It hardly seems possible, but HLS Professor Cass Sunstein ’78 argues that for all their differences, every president since Ronald Reagan has agreed on one fundamental principle of government. That is, “No action may be taken unless the benefits justify the costs.” Sunstein identifies President Reagan as the main architect of this concept, and he credits the president he served under, Barack Obama ’91, with cementing what he calls “the cost-benefit revolution,” which is also the title of Sunstein’s new book, published last summer by MIT Press.

Sunstein, who was administrator of the White House Office of Information and Regulatory Affairs, contends in the book that the revolution—made possible by experts who answer difficult questions of fact—both increases welfare and respects individual autonomy. Some of the facts may seem cold, such as calculating the value of human life in order to assess the benefits of regulation, yet are often necessary to make choices that benefit a large population.

For areas where people perceive the possibility of serious harm, such as the environment, privacy and national security, they may embrace the “precautionary principle,” a willingness to incur costs because it is better to be safe than sorry. But Sunstein writes that precautions themselves can create risks. Instead, he says we should avoid gratuitous costs (for example, regulation that may save a small number of lives while costing more than a billion dollars), illicit grounds (such as using surveillance on people because of their political views) and using worst cases to drive policy.
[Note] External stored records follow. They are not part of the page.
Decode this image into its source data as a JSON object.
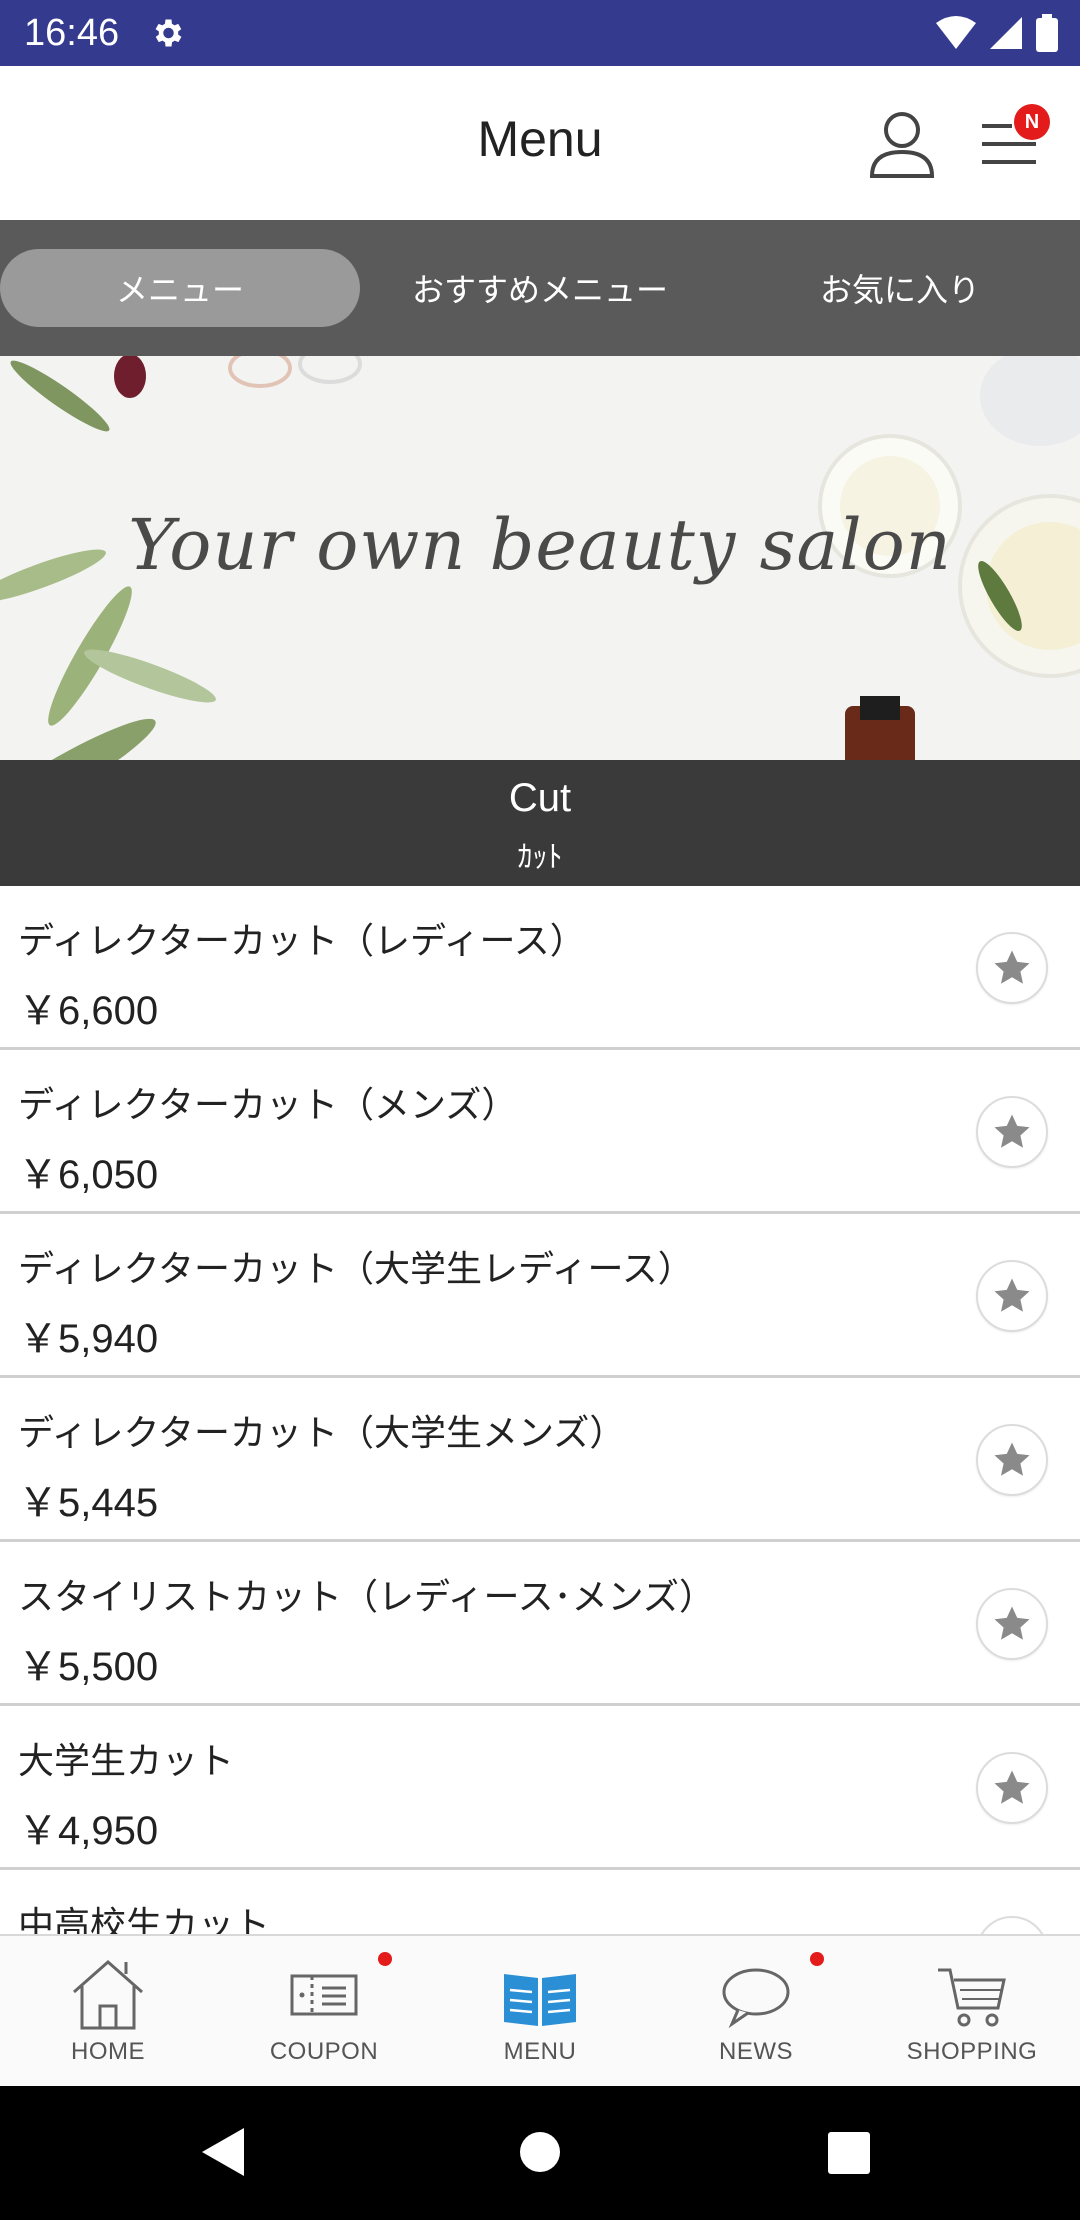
{
  "status_bar": {
    "time": "16:46",
    "bg_color": "#343a8e"
  },
  "header": {
    "title": "Menu",
    "notification_badge": "N"
  },
  "tabs": [
    {
      "label": "メニュー",
      "active": true
    },
    {
      "label": "おすすめメニュー",
      "active": false
    },
    {
      "label": "お気に入り",
      "active": false
    }
  ],
  "banner": {
    "text": "Your own beauty salon"
  },
  "category": {
    "name_en": "Cut",
    "name_jp": "ｶｯﾄ"
  },
  "menu_items": [
    {
      "name": "ディレクターカット（レディース）",
      "price": "￥6,600"
    },
    {
      "name": "ディレクターカット（メンズ）",
      "price": "￥6,050"
    },
    {
      "name": "ディレクターカット（大学生レディース）",
      "price": "￥5,940"
    },
    {
      "name": "ディレクターカット（大学生メンズ）",
      "price": "￥5,445"
    },
    {
      "name": "スタイリストカット（レディース･メンズ）",
      "price": "￥5,500"
    },
    {
      "name": "大学生カット",
      "price": "￥4,950"
    },
    {
      "name": "中高校生カット",
      "price": ""
    }
  ],
  "bottom_nav": [
    {
      "label": "HOME",
      "icon": "home-icon",
      "badge": false,
      "active": false
    },
    {
      "label": "COUPON",
      "icon": "coupon-icon",
      "badge": true,
      "active": false
    },
    {
      "label": "MENU",
      "icon": "menu-book-icon",
      "badge": false,
      "active": true
    },
    {
      "label": "NEWS",
      "icon": "news-bubble-icon",
      "badge": true,
      "active": false
    },
    {
      "label": "SHOPPING",
      "icon": "cart-icon",
      "badge": false,
      "active": false
    }
  ],
  "colors": {
    "accent": "#2b8fd6",
    "badge": "#e31b1b",
    "tab_bar": "#5a5a5a",
    "category_bar": "#3a3a3a"
  }
}
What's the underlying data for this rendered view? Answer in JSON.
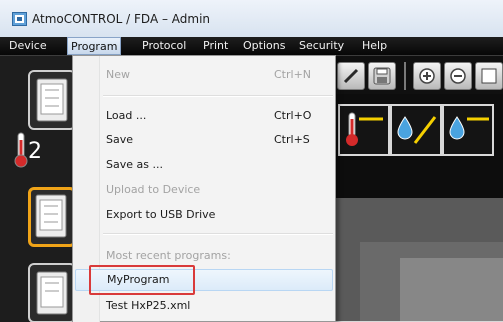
{
  "window": {
    "title": "AtmoCONTROL / FDA – Admin"
  },
  "menubar": [
    "Device",
    "Program",
    "Protocol",
    "Print",
    "Options",
    "Security",
    "Help"
  ],
  "program_menu": {
    "new": {
      "label": "New",
      "shortcut": "Ctrl+N"
    },
    "load": {
      "label": "Load ...",
      "shortcut": "Ctrl+O"
    },
    "save": {
      "label": "Save",
      "shortcut": "Ctrl+S"
    },
    "save_as": {
      "label": "Save as ..."
    },
    "upload": {
      "label": "Upload to Device"
    },
    "export": {
      "label": "Export to USB Drive"
    },
    "recent_heading": "Most recent programs:",
    "recent": [
      "MyProgram",
      "Test HxP25.xml"
    ]
  },
  "device_panel": {
    "value": "2"
  },
  "colors": {
    "accent_orange": "#f0a418",
    "highlight_red": "#d93a3a",
    "symbol_yellow": "#f5d000",
    "symbol_blue": "#4aa3df"
  }
}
Sunstein celebrates a “technocratic conception of democracy,” in which government officials focus on “the magnitude of relevant events, with lots of numbers.” That would mean an official who believes in environmental regulation would eschew one that costs a lot of money and provides limited benefits, just as someone who dislikes regulation would embrace one that prevents premature deaths at limited costs. He acknowledges that a cost-benefit analysis can’t provide total insight into improving human welfare, which should be the ultimate goal of public policy. At the same time, cost-benefit analysis has been extremely successful in saving lives and money, he writes, even if the revolution isn’t finished.